Posted on April 19th 2014
Online TV fandom came together to mourn when it was announced that NBCUniversal (NBCU) would be shutting down its recap site TelevisionWithoutPity.com (TWoP) on April 4th. Founded in the late 1990s and bought by Bravo in 2007, TWoP helped shape the way audiences watch TV and share their thoughts and insights online; the site’s recap format may have even helped spawn trends like livetweeting shows and social networking sites like tvtag.
But the mourning turned to outrage when NBCU revealed that archives of the site wouldn’t be available to the public after it closed in May of this year. That meant more than a decade of blog posts, videos and message forums would disappear into the electronic ether, never to be seen again (except, maybe, through the Wayback Machine).
That decision has since been reversed, primarily because the outcry from mainstream fans and TV writers alike reached a fever pitch. To devoted TWoP fans, maintaining access to the sites’ archives represents a win for TV viewers and the Internet. But this reversal also reveals how a large volume of online content can become both blessing and curse for brands looking to control a portion of the Internet and its audience.
The Internet belongs to everyone
Conventional wisdom says that nothing is ever deleted from the Internet, and that’s mostly true. But depending on who owns the content, access can be restricted. Recognizing the relationship between content and its audience means respecting the needs of that audience, and giving audience members what they want. Content that’s useful should always have a place online, especially when so many users depend on it; removing all of TWoP’s content from the Internet has been widely viewed as bad Internet citizenship.

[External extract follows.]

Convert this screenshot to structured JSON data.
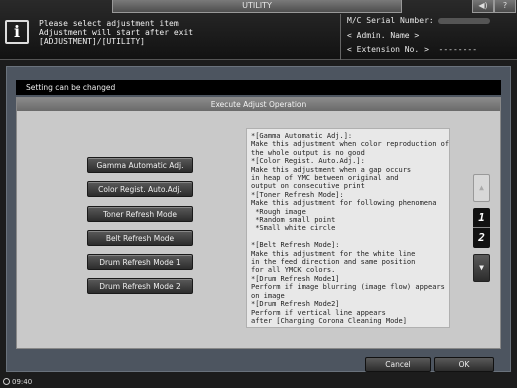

Owned media is hard
When Bravo purchased TWoP in 2007, the company was buying a popular and influential online property—the forums were manned by dedicated and knowledgeable moderators, the blog posts were written by contributors with built-in audiences and the fans were as devoted as the people who ran the site.
But maintaining audiences and staying at the cutting edge of the online TV trend proved more difficult than NBCU bargained for (it didn’t help that TWoP’s founders left just a year after the site was sold). Assists from social media accounts helped keep the site top of mind for regular visitors, but new fans were slow to adopt the site. A content strategy that doesn’t include a combination of earned, owned and paid media ignores vital areas of the Internet.
And they can use social media to bend brands to their will. When you have the choice, listen to your audience and do what you can to accommodate their needs. Doing otherwise can do more than lose customers—it can turn potential customers off.
TWoP and its sister site DailyCandy.com are small fish in NBCU’s massive pond, but its audiences extend to a host of entertainment channels and online properties. Giving TWoP’s fans access to the site’s archive now that it’s shut down keeps an important group of people happy—and keeps them from making trouble for NBCU’s other brands.
TelevisionWithoutPity.com still has a place in the hearts of its ardent followers, and its archives will give TV viewers years of reviews and forum discussions to comb through. And the site demonstrates just how tough it can be for even the largest media companies to continue growing online communities. No matter how large the brand, attention to detail and audience has to be top priority in media creation—otherwise, your readers won’t bother to take pity on you.
Image credit: televisionwithoutpity.com